Pere de Borja i Centelles, the second son of the Dukes of Gandia, claimed his rights over the states of Oliva, receiving the valley of Cofrents and Aiora in the 17th century. He really aspired to inherit the territories that formed the central core of the county in La Safor. According to Eugeni Ciscar Pallarés, his name appeared in the documents as Pere Centelles, Gilabert Centelles, or Ramon de Riusec. We find the use of his mother’s surname in official documents as a symptomatic fact of his aspirations. It may also be because he really loved the territory where he spent long periods of time, or because of the noble lineage that he should know perfectly.

Another fact that would corroborate this wish of Pere de Borja regarding the possession of the Rebollet barony, would be the construction in Potries of a new rural palace, which we know was owned by Pere de Borja in 1611, and which could be related to the arrival of the relic to Potries.

Furthermore, we have related the construction of this new building to economic questions, linked to the control of a set of properties that, since then, the Borjas had to administer. The place chosen by this new player was the village of Potries, far from the main centres of manorial power until then (Oliva and la Font d’en Carròs). Precisely, it was next to the houses of the most significant landowners in the village, the Boamits. This marvellous building is now the headquarters of the Potries Town Council, and still preserves most of the original constructive elements and decorations, comparable to those in other noble palaces of the time (wooden beams, iron fences and magnificent ceramic pavements).

The street still maintains the same name it had at the beginning of the 17th century, Boamit Street.

All these factors may have occurred together, that is, a Morisco population that had to be evangelised; a new spiritual reference in the town, the Sants Joans parish church, which had to be endowed with content; and new manorial lords who wanted to reaffirm their prestige amongst the new vassals. And maybe the relic of Sant Blai and its worship came to Potries by the hand of these new lords. However, the arrival of the relic could also have happened after the expulsion of the Moriscos in 1609, during the repopulation of the village by Christian people. These Christians were essentially people from other places in the region, from other towns in the Kingdom of València, and also from Castilla.

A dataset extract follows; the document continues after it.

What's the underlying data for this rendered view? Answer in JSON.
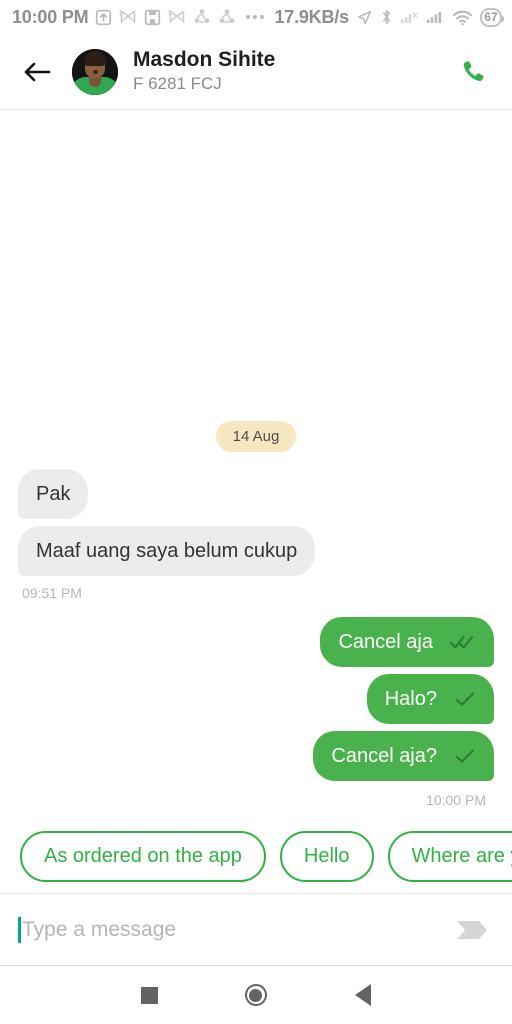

The arrival of relics and miraculous images has always been surrounded by legends and rivalries among the towns wanting to house them, and Potries is no exception. According to oral tradition, when the relics of the saint arrived, there was a dispute among different towns to keep them. It was decided to attach the relics to a yoke, so that a pair of oxen would decide where they should remain. The animals went to Potries, where they stayed; but the other towns protested so much that the test was repeated. Up to eleven times the oxen went with the relics of the saint towards Potries, so there they were placed, in the Sants Joans Parish Church, to the present day. Precisely, these facts are described in the canticles or joys sung year after year at the end of the Mass on February 3, day of Sant Blai, during the protection ritual, which consists in passing the relic by the throat, in order to prevent throat troubles.